PLANNING RACE DAY NUTRITION
Think ahead to race day and think about what shape you want to be in. That work and planning starts now. Optimal fitness and health will provide best performances and maximum enjoyment. Success, then, entails eating with a strategy. Eat to maximize recovery. Fuel to support key workouts and optimize training adaptations. Work towards desired body composition changes. Eat to support a healthy immune system and hormonal function. These good nutrition habits, practised daily, will set the stage for race day. Pick a strategy and stick with it when it comes to the actual race day plan. Use previous experiences, as well as sound sports nutrition recommendations, to come up with a plan for race day. The idea is not for it to be perfect immediately, but to give you something to play around with in training.

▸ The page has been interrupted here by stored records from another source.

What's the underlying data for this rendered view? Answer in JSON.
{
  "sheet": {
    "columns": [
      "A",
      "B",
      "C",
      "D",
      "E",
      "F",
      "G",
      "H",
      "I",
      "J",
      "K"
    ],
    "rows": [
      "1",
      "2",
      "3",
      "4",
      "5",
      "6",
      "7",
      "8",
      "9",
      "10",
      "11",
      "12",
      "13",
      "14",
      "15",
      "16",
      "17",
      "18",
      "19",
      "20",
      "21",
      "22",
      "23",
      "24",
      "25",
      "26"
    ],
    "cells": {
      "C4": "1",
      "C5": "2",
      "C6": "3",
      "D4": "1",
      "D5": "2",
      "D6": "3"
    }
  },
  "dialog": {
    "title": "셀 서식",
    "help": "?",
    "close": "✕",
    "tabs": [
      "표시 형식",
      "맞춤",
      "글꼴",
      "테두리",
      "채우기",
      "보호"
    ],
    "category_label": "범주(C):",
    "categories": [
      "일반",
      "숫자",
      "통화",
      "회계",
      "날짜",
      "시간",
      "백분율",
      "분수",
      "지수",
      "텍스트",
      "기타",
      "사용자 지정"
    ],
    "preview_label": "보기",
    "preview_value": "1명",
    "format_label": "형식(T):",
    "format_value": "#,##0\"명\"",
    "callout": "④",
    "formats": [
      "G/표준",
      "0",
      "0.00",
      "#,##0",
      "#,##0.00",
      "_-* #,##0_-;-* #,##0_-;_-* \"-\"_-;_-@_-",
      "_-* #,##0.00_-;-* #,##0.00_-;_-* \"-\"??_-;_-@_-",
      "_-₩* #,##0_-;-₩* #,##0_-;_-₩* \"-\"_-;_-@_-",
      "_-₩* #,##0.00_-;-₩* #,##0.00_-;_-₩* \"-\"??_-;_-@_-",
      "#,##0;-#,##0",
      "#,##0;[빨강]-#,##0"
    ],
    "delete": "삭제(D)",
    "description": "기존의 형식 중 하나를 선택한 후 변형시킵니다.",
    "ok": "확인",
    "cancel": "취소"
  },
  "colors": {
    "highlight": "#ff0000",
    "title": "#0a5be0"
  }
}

Try your proposed race- day breakfast before key workouts. Test out sports drinks, bars, gels and other foods that you plan to have during the race. Again, the idea is not to replicate an entire race plan in training, but to test out certain elements, gauging how they sit, how the taste or texture appeals after hours on the bike, in different weather conditions and after different race- day breakfasts (or pre- race dinners). Some things take a while to figure out and even small changes, such as flavour, texture or consistency, can make a big difference. Train your gut: Just like training your muscles, your gut needs some working out if you expect it to perform on race day. For some key workouts, or even just portions of a key workout (i.e. an hour or two of a fourhour ride), test the actual rate (amount of food and drink per hour) you would plan on taking in during an actual race. Your gut needs to get used to having this volume and concentration in it. We become better able to tolerate, and absorb, foods and fluids that we are accustomed to having more frequently. Take notes. Treat yourself like a mini experiment and be prepared to change and adjust that written plan accordingly. Use smaller races to put your race plan into action and, perhaps, refine further, noting that weather and temperature may also affect the strategy. Reflect on what you have learnt from the off-season and take this through to your races. This might mean that you know you have to take certain foods or sports foods and drinks with you to a race because what they are serving on course does not suit you. Or that you have a particular pre-race breakfast that just seems to work. Try to be f lexible, intuitive and selfconscious. Sometimes even the best laid plans just don’t pan out and you can be left scrambling on course feeling under fuelled, dehydrated or battling GI distress. This is where you need to be prepared to tear up the script and listen to your body. Tune in to what it needs and feel your way through. Dig deep into your memory – it’s likely that you have actually experienced such a situation in training and were able to get through it. Being able to recognize that this course of action is, in itself, part of the plan (albeit a backup plan) removes much of the stress which can worsen the situation. Stay calm and be reassured that alternatives (fuel, fluids, timing, etc.) will generally get the job done.
OFF- SEASON PREP